Nothing but a number should be given: how many lines in the listing contain the word "Sign".
- Opening Delimiter -
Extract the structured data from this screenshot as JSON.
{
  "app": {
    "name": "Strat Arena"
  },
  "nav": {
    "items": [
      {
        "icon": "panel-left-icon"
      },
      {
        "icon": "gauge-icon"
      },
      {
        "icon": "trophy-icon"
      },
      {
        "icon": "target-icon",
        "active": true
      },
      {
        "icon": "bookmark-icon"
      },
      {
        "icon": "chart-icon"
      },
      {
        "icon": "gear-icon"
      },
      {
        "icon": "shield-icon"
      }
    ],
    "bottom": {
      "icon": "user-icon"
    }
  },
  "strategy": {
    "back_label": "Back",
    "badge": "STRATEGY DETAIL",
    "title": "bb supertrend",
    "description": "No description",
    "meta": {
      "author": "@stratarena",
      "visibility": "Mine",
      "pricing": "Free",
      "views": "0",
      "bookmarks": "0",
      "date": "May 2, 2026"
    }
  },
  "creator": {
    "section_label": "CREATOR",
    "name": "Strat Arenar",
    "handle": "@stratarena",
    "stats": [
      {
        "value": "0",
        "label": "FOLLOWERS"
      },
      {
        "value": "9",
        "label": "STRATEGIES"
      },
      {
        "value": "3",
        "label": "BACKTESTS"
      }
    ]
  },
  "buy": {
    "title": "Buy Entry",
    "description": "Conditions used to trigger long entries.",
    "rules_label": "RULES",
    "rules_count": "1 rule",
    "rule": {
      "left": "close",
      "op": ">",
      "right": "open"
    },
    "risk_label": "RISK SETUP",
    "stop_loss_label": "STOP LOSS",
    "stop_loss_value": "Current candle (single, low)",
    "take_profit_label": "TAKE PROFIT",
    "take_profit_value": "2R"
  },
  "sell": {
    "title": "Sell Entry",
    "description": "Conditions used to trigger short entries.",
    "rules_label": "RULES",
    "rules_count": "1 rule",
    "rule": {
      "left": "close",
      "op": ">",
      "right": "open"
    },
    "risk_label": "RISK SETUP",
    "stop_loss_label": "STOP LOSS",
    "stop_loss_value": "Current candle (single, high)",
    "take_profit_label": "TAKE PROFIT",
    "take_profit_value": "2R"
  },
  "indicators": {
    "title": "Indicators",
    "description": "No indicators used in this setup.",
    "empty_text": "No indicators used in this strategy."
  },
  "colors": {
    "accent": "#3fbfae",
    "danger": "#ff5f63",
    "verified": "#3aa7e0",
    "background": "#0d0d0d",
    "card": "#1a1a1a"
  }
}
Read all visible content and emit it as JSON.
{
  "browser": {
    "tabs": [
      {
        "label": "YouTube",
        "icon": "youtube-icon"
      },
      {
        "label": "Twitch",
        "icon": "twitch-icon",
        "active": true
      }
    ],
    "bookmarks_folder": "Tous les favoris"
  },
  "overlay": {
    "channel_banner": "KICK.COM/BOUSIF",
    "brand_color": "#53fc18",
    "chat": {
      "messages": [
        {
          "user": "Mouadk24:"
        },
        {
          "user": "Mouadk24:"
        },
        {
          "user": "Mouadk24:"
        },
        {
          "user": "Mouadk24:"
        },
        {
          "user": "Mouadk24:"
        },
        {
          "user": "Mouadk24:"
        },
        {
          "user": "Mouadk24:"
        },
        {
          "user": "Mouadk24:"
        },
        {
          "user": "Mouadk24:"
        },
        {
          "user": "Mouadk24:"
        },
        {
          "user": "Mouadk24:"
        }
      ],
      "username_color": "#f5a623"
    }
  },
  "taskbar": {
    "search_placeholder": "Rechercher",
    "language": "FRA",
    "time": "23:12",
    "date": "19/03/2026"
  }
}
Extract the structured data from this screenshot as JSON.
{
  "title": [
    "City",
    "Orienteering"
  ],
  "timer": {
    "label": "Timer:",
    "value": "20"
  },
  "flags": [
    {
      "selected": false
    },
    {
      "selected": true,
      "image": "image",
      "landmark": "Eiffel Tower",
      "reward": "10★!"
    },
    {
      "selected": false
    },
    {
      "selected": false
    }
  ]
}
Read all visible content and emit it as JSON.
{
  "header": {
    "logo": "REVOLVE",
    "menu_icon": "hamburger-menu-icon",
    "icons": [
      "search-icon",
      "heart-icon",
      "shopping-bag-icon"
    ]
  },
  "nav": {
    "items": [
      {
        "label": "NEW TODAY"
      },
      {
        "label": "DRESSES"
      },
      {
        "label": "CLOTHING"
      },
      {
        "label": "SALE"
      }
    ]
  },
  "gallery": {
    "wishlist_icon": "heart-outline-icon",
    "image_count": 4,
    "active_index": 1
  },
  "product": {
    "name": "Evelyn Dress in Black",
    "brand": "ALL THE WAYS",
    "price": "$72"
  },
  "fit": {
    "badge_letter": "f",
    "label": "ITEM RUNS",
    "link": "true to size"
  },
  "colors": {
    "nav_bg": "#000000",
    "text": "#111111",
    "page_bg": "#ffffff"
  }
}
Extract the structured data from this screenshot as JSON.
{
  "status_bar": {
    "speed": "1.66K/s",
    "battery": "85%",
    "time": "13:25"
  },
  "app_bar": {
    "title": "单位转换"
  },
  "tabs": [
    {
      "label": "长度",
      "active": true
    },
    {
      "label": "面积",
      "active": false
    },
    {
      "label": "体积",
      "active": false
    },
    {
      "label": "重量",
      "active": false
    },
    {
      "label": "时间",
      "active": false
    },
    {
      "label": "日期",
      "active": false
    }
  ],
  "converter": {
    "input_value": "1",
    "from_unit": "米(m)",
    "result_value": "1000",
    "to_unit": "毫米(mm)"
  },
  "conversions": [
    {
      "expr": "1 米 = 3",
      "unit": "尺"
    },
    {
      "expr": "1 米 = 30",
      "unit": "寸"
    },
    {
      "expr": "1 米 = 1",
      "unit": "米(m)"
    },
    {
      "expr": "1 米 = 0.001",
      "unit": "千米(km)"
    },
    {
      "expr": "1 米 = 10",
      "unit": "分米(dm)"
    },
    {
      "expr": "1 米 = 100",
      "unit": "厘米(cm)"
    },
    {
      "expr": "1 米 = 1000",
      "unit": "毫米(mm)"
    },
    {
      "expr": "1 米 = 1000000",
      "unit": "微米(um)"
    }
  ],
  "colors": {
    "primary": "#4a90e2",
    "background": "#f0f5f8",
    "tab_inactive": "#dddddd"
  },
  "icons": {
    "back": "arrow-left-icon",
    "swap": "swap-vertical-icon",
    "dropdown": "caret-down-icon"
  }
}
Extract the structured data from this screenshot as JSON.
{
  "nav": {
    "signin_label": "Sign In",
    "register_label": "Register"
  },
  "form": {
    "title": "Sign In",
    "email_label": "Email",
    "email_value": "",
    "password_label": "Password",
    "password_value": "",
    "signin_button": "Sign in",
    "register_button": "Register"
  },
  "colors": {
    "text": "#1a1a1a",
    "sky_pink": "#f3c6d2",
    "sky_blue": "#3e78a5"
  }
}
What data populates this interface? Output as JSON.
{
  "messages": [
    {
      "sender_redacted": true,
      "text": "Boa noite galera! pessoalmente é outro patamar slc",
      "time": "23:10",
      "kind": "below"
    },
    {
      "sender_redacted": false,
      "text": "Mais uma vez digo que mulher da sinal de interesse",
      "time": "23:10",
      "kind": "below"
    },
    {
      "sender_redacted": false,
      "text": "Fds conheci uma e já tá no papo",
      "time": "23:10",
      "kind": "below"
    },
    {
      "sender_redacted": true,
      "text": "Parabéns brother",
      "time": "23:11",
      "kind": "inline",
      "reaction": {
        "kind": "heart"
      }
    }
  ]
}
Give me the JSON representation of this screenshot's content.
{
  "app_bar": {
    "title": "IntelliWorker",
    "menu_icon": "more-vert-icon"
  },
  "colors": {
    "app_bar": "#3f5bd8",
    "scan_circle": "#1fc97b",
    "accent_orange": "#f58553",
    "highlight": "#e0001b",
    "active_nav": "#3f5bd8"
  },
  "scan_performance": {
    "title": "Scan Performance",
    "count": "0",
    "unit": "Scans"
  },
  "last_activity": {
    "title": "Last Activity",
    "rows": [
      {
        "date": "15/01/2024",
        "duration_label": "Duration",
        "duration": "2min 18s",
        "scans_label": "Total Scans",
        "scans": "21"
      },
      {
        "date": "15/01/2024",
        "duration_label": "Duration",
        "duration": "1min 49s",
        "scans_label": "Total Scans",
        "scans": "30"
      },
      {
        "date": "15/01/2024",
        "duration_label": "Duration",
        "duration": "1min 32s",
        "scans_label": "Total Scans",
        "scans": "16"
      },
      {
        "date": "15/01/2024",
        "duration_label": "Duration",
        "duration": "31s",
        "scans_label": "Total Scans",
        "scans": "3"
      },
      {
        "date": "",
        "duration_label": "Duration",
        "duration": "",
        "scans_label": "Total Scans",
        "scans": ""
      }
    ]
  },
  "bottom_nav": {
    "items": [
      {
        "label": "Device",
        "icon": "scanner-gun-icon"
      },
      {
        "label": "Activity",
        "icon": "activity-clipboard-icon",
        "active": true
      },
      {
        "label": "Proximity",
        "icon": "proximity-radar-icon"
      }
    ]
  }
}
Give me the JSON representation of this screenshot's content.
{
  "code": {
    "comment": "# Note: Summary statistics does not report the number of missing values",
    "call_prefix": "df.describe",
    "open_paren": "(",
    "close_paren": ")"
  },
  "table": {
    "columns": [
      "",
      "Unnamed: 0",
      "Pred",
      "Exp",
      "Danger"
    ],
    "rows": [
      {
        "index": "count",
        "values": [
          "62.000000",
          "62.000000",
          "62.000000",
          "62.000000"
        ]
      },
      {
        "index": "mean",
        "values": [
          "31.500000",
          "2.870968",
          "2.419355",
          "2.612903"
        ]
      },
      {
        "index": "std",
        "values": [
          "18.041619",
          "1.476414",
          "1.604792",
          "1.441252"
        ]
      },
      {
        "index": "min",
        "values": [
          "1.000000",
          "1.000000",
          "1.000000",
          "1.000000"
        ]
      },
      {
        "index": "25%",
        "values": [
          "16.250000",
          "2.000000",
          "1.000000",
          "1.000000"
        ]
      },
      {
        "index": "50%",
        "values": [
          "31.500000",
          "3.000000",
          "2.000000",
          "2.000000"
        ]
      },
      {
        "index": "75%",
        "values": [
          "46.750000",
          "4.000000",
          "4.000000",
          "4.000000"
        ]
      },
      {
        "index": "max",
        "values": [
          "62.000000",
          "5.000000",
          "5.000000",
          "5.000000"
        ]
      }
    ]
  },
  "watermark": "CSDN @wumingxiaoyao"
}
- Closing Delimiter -
Response
3